THE PROBLEM:
Output the data verbatim, with nothing added or dropped.

Data about app and page elements
=====

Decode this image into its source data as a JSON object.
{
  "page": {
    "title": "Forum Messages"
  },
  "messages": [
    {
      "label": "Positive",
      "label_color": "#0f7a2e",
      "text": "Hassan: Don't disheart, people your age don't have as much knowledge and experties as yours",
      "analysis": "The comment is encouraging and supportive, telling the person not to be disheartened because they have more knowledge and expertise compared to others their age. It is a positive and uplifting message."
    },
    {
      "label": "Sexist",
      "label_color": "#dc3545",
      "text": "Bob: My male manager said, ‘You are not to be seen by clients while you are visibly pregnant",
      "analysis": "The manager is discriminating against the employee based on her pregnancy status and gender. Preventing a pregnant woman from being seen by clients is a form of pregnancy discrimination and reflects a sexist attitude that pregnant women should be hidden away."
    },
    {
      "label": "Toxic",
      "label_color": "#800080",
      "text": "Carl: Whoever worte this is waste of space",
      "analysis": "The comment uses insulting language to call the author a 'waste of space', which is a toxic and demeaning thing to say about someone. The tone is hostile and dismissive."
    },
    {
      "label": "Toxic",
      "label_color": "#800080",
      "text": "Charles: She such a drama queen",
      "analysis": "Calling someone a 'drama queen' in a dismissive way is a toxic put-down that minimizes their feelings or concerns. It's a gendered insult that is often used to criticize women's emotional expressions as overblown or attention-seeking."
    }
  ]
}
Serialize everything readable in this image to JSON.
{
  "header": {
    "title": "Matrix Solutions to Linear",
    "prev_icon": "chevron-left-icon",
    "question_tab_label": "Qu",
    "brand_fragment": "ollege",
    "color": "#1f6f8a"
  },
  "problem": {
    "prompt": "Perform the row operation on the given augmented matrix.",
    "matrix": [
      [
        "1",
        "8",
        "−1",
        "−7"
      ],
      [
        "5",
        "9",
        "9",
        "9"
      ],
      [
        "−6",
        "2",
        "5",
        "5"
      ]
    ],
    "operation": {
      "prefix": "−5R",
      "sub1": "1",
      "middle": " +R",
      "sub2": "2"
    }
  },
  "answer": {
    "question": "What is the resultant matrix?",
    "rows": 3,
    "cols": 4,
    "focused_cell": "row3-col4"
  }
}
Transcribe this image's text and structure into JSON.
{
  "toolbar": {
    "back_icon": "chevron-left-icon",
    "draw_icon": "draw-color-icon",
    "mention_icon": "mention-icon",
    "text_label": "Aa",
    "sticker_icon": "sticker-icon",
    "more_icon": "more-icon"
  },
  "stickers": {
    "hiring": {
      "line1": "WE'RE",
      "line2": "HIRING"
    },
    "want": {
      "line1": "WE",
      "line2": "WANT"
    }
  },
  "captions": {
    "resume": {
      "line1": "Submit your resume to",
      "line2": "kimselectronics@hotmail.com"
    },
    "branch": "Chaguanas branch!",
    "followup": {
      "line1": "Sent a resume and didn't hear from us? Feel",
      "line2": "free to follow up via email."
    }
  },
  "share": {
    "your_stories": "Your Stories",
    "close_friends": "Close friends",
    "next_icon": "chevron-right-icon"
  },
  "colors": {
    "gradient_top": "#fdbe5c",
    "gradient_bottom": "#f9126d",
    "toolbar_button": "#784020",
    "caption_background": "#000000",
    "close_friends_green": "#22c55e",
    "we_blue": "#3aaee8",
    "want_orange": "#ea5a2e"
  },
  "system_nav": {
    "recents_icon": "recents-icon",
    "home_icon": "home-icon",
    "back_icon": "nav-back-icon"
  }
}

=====

TASK SOLUTION:
Decode this image into its source data as a JSON object.
{
  "page": {
    "title": "Forum Messages"
  },
  "messages": [
    {
      "label": "Positive",
      "label_color": "#0f7a2e",
      "text": "Hassan: Don't disheart, people your age don't have as much knowledge and experties as yours",
      "analysis": "The comment is encouraging and supportive, telling the person not to be disheartened because they have more knowledge and expertise compared to others their age. It is a positive and uplifting message."
    },
    {
      "label": "Sexist",
      "label_color": "#dc3545",
      "text": "Bob: My male manager said, ‘You are not to be seen by clients while you are visibly pregnant",
      "analysis": "The manager is discriminating against the employee based on her pregnancy status and gender. Preventing a pregnant woman from being seen by clients is a form of pregnancy discrimination and reflects a sexist attitude that pregnant women should be hidden away."
    },
    {
      "label": "Toxic",
      "label_color": "#800080",
      "text": "Carl: Whoever worte this is waste of space",
      "analysis": "The comment uses insulting language to call the author a 'waste of space', which is a toxic and demeaning thing to say about someone. The tone is hostile and dismissive."
    },
    {
      "label": "Toxic",
      "label_color": "#800080",
      "text": "Charles: She such a drama queen",
      "analysis": "Calling someone a 'drama queen' in a dismissive way is a toxic put-down that minimizes their feelings or concerns. It's a gendered insult that is often used to criticize women's emotional expressions as overblown or attention-seeking."
    }
  ]
}
Serialize everything readable in this image to JSON.
{
  "header": {
    "title": "Matrix Solutions to Linear",
    "prev_icon": "chevron-left-icon",
    "question_tab_label": "Qu",
    "brand_fragment": "ollege",
    "color": "#1f6f8a"
  },
  "problem": {
    "prompt": "Perform the row operation on the given augmented matrix.",
    "matrix": [
      [
        "1",
        "8",
        "−1",
        "−7"
      ],
      [
        "5",
        "9",
        "9",
        "9"
      ],
      [
        "−6",
        "2",
        "5",
        "5"
      ]
    ],
    "operation": {
      "prefix": "−5R",
      "sub1": "1",
      "middle": " +R",
      "sub2": "2"
    }
  },
  "answer": {
    "question": "What is the resultant matrix?",
    "rows": 3,
    "cols": 4,
    "focused_cell": "row3-col4"
  }
}
Transcribe this image's text and structure into JSON.
{
  "toolbar": {
    "back_icon": "chevron-left-icon",
    "draw_icon": "draw-color-icon",
    "mention_icon": "mention-icon",
    "text_label": "Aa",
    "sticker_icon": "sticker-icon",
    "more_icon": "more-icon"
  },
  "stickers": {
    "hiring": {
      "line1": "WE'RE",
      "line2": "HIRING"
    },
    "want": {
      "line1": "WE",
      "line2": "WANT"
    }
  },
  "captions": {
    "resume": {
      "line1": "Submit your resume to",
      "line2": "kimselectronics@hotmail.com"
    },
    "branch": "Chaguanas branch!",
    "followup": {
      "line1": "Sent a resume and didn't hear from us? Feel",
      "line2": "free to follow up via email."
    }
  },
  "share": {
    "your_stories": "Your Stories",
    "close_friends": "Close friends",
    "next_icon": "chevron-right-icon"
  },
  "colors": {
    "gradient_top": "#fdbe5c",
    "gradient_bottom": "#f9126d",
    "toolbar_button": "#784020",
    "caption_background": "#000000",
    "close_friends_green": "#22c55e",
    "we_blue": "#3aaee8",
    "want_orange": "#ea5a2e"
  },
  "system_nav": {
    "recents_icon": "recents-icon",
    "home_icon": "home-icon",
    "back_icon": "nav-back-icon"
  }
}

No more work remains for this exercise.